- Work task
Leaving out every image, restate all the records word for word.

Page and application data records

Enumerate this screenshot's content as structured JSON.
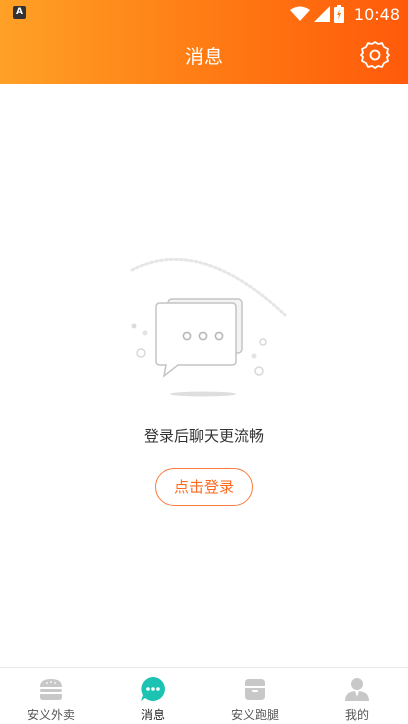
{
  "status_bar": {
    "time": "10:48",
    "app_badge": "A"
  },
  "header": {
    "title": "消息",
    "settings_icon": "gear-icon"
  },
  "empty_state": {
    "illustration_icon": "chat-bubble-icon",
    "message": "登录后聊天更流畅",
    "login_button": "点击登录"
  },
  "tabs": [
    {
      "label": "安义外卖",
      "icon": "burger-icon",
      "active": false
    },
    {
      "label": "消息",
      "icon": "message-icon",
      "active": true
    },
    {
      "label": "安义跑腿",
      "icon": "box-icon",
      "active": false
    },
    {
      "label": "我的",
      "icon": "user-icon",
      "active": false
    }
  ],
  "colors": {
    "header_start": "#ffa126",
    "header_end": "#ff5a0a",
    "accent": "#ff6a1f",
    "active_tab": "#1cc3b2",
    "inactive_tab": "#c8c8c8"
  }
}
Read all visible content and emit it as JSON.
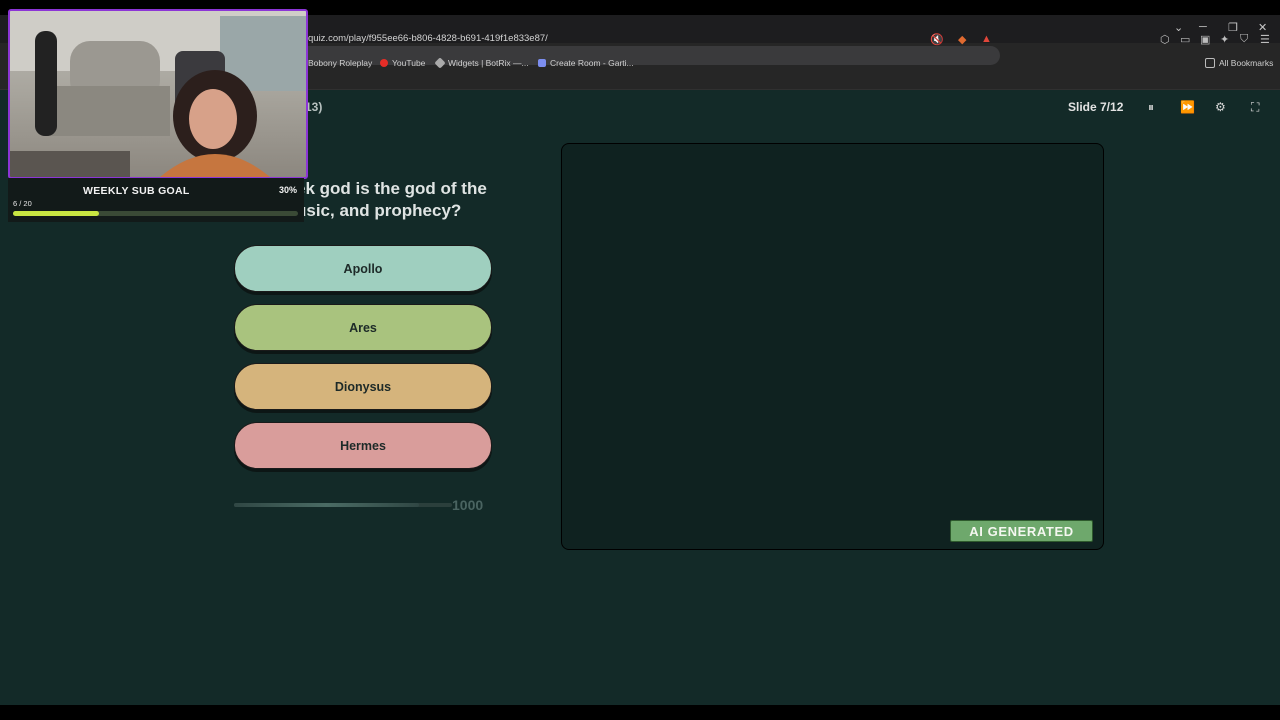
{
  "browser": {
    "url": "quiz.com/play/f955ee66-b806-4828-b691-419f1e833e87/",
    "bookmarks": [
      "Bobony Roleplay",
      "YouTube",
      "Widgets | BotRix —...",
      "Create Room - Garti..."
    ],
    "all_bookmarks": "All Bookmarks",
    "window_controls": {
      "minimize": "─",
      "restore": "❐",
      "close": "✕",
      "tabs": "⌄"
    }
  },
  "quiz": {
    "question_number": "13)",
    "slide": "Slide 7/12",
    "question_line1": "ek god is the god of the",
    "question_line2": "usic, and prophecy?",
    "answers": [
      {
        "label": "Apollo",
        "color": "#9fcfbf"
      },
      {
        "label": "Ares",
        "color": "#a9c37e"
      },
      {
        "label": "Dionysus",
        "color": "#d5b47c"
      },
      {
        "label": "Hermes",
        "color": "#d99d9b"
      }
    ],
    "timer_fraction": 0.85,
    "points": "1000",
    "ai_badge": "AI GENERATED",
    "controls": {
      "pause": "⏸",
      "skip": "⏩",
      "settings": "⚙",
      "fullscreen": "⛶"
    }
  },
  "overlay": {
    "goal_title": "WEEKLY SUB GOAL",
    "goal_percent": "30%",
    "goal_count": "6 / 20",
    "goal_fraction": 0.3,
    "border_color": "#8c35d6"
  }
}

- Answer section
Enumerate this screenshot's content as structured JSON.
{
  "status_bar": {
    "time": "10:48",
    "app_badge": "A"
  },
  "header": {
    "title": "消息",
    "settings_icon": "gear-icon"
  },
  "empty_state": {
    "illustration_icon": "chat-bubble-icon",
    "message": "登录后聊天更流畅",
    "login_button": "点击登录"
  },
  "tabs": [
    {
      "label": "安义外卖",
      "icon": "burger-icon",
      "active": false
    },
    {
      "label": "消息",
      "icon": "message-icon",
      "active": true
    },
    {
      "label": "安义跑腿",
      "icon": "box-icon",
      "active": false
    },
    {
      "label": "我的",
      "icon": "user-icon",
      "active": false
    }
  ],
  "colors": {
    "header_start": "#ffa126",
    "header_end": "#ff5a0a",
    "accent": "#ff6a1f",
    "active_tab": "#1cc3b2",
    "inactive_tab": "#c8c8c8"
  }
}
Read all visible content and emit it as JSON.
{
  "browser": {
    "url": "quiz.com/play/f955ee66-b806-4828-b691-419f1e833e87/",
    "bookmarks": [
      "Bobony Roleplay",
      "YouTube",
      "Widgets | BotRix —...",
      "Create Room - Garti..."
    ],
    "all_bookmarks": "All Bookmarks",
    "window_controls": {
      "minimize": "─",
      "restore": "❐",
      "close": "✕",
      "tabs": "⌄"
    }
  },
  "quiz": {
    "question_number": "13)",
    "slide": "Slide 7/12",
    "question_line1": "ek god is the god of the",
    "question_line2": "usic, and prophecy?",
    "answers": [
      {
        "label": "Apollo",
        "color": "#9fcfbf"
      },
      {
        "label": "Ares",
        "color": "#a9c37e"
      },
      {
        "label": "Dionysus",
        "color": "#d5b47c"
      },
      {
        "label": "Hermes",
        "color": "#d99d9b"
      }
    ],
    "timer_fraction": 0.85,
    "points": "1000",
    "ai_badge": "AI GENERATED",
    "controls": {
      "pause": "⏸",
      "skip": "⏩",
      "settings": "⚙",
      "fullscreen": "⛶"
    }
  },
  "overlay": {
    "goal_title": "WEEKLY SUB GOAL",
    "goal_percent": "30%",
    "goal_count": "6 / 20",
    "goal_fraction": 0.3,
    "border_color": "#8c35d6"
  }
}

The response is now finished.